Former CIA chief's rendition sentence reduced in Italy
Italy has reduced the sentence of a former CIA station chief convicted in his absence of extraordinary rendition.
Italian President Sergio Mattarella commuted Robert Seldon Lady's sentence from nine years to seven.
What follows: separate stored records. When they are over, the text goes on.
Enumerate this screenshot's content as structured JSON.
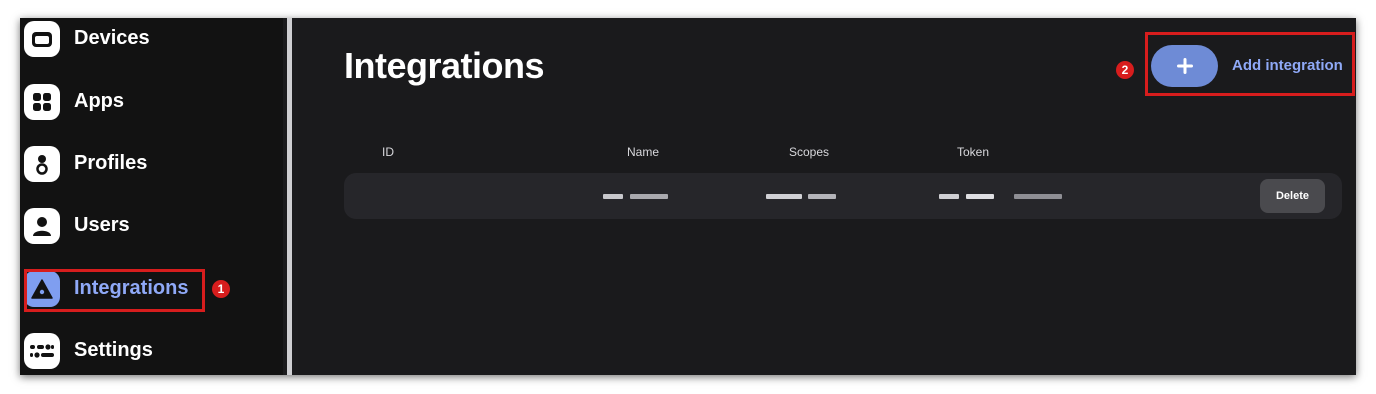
{
  "sidebar": {
    "items": [
      {
        "label": "Devices",
        "icon": "device-icon",
        "active": false
      },
      {
        "label": "Apps",
        "icon": "apps-grid-icon",
        "active": false
      },
      {
        "label": "Profiles",
        "icon": "profiles-icon",
        "active": false
      },
      {
        "label": "Users",
        "icon": "user-icon",
        "active": false
      },
      {
        "label": "Integrations",
        "icon": "integrations-icon",
        "active": true
      },
      {
        "label": "Settings",
        "icon": "settings-icon",
        "active": false
      }
    ]
  },
  "main": {
    "title": "Integrations",
    "add_button": {
      "icon": "plus-icon",
      "label": "Add integration"
    },
    "table": {
      "columns": [
        "ID",
        "Name",
        "Scopes",
        "Token"
      ],
      "rows": [
        {
          "id": "",
          "name": "[redacted]",
          "scopes": "[redacted]",
          "token": "[redacted]",
          "action_label": "Delete"
        }
      ]
    }
  },
  "annotations": [
    {
      "number": "1",
      "target": "sidebar-item-integrations"
    },
    {
      "number": "2",
      "target": "add-integration-button"
    }
  ],
  "colors": {
    "background": "#1a1a1c",
    "sidebar": "#121212",
    "accent": "#8fa9f7",
    "add_button": "#6e8bd6",
    "annotation": "#d71d1d"
  }
}
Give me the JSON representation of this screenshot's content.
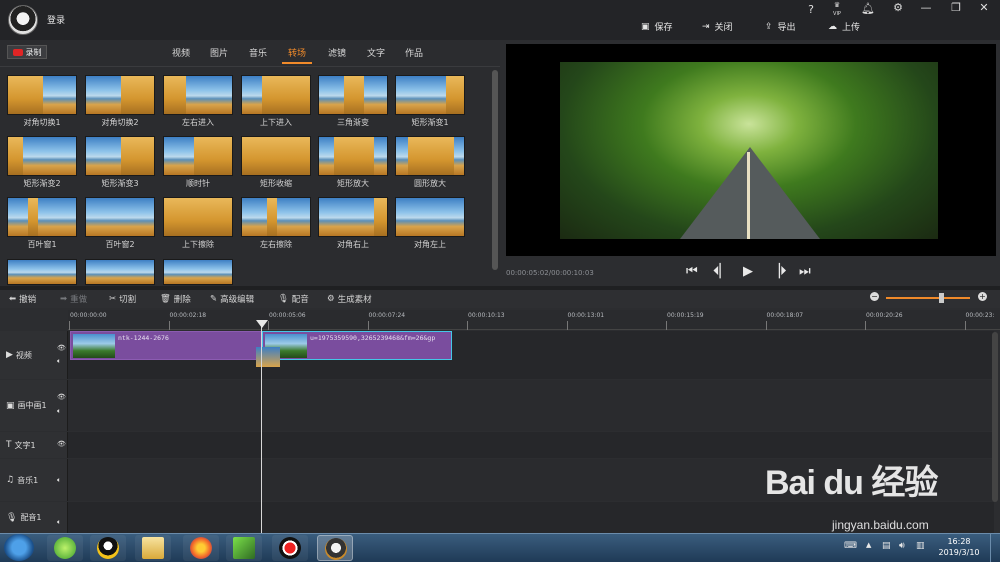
{
  "header": {
    "login": "登录",
    "actions": [
      {
        "label": "保存",
        "icon": "save-icon"
      },
      {
        "label": "关闭",
        "icon": "close-file-icon"
      },
      {
        "label": "导出",
        "icon": "export-icon"
      },
      {
        "label": "上传",
        "icon": "upload-icon"
      }
    ],
    "sys": {
      "help": "?",
      "vip": "VIP"
    }
  },
  "record": {
    "label": "录制"
  },
  "tabs": [
    "视频",
    "图片",
    "音乐",
    "转场",
    "滤镜",
    "文字",
    "作品"
  ],
  "active_tab": "转场",
  "transitions": [
    "对角切换1",
    "对角切换2",
    "左右进入",
    "上下进入",
    "三角渐变",
    "矩形渐变1",
    "矩形渐变2",
    "矩形渐变3",
    "顺时针",
    "矩形收缩",
    "矩形放大",
    "圆形放大",
    "百叶窗1",
    "百叶窗2",
    "上下擦除",
    "左右擦除",
    "对角右上",
    "对角左上",
    "",
    "",
    ""
  ],
  "preview": {
    "time": "00:00:05:02/00:00:10:03"
  },
  "edit_tools": {
    "undo": "撤销",
    "redo": "重做",
    "cut": "切割",
    "delete": "删除",
    "advanced": "高级编辑",
    "dub": "配音",
    "generate": "生成素材"
  },
  "ruler": [
    "00:00:00:00",
    "00:00:02:18",
    "00:00:05:06",
    "00:00:07:24",
    "00:00:10:13",
    "00:00:13:01",
    "00:00:15:19",
    "00:00:18:07",
    "00:00:20:26",
    "00:00:23:"
  ],
  "tracks": [
    {
      "label": "视频"
    },
    {
      "label": "画中画1"
    },
    {
      "label": "文字1"
    },
    {
      "label": "音乐1"
    },
    {
      "label": "配音1"
    }
  ],
  "clips": [
    {
      "name": "ntk-1244-2676"
    },
    {
      "name": "u=1975359590,3265239468&fm=26&gp"
    }
  ],
  "taskbar": {
    "time": "16:28",
    "date": "2019/3/10"
  },
  "watermark": {
    "brand": "Bai du 经验",
    "url": "jingyan.baidu.com"
  }
}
He also cancelled a three-year sentence handed to another American, Betnie Medero.
The two, neither of whom is in Italy, were convicted over the kidnap from Milan of a Muslim cleric, Abu Omar.
They were among 26 people convicted in their absence of the 2003 crime.
Omar, whose real name is Hassan Mustafa Osama Nasr, was taken from a Milan street by members of the CIA and Italian security forces.
He was allegedly then transferred between US military bases in Italy and Germany before being flown to Egypt and tortured.
He was held there for four years without a trial.
Italian prosecutors requested that those indicted over the rendition be extradited from the US to Italy to face charges, but the Italian justice ministry refused to issue the request to the US.
Seldon Lady was detained in Panama in July 2013 but was later released and travelled immediately to the US.
Italy convicted Omar in 2013 in his absence of "criminal association for the purposes of international terrorism" and sentenced him to six years in prison.
A statement from Mr Mattarella's office said that in reducing the sentences, the president took into consideration US President Barack Obama's decision to end the practice of extraordinary renditions.
The statement said that Italy and the EU consider the practice of rendition - taking suspects from foreign soil without permission - "incompatible with the fundamental principles of a state of law".
Commenting on the decision, Gauri van Gulik of Amnesty International said "the right thing to do would be to insist on extraditing them to Italy".
In 2013, President Mattarella's predecessor, Giorgio Napolitano, also cited Mr Obama's decision to end extraordinary rendition when he pardoned a US Air Force colonel, the only military defendant among the Americans in the case.
Niccolo Pollari, Italy's former intelligence chief, who resigned over the affair, was convicted at a retrial in February 2013 and sentenced to 10 years in prison. He insisted he knew nothing about the kidnapping.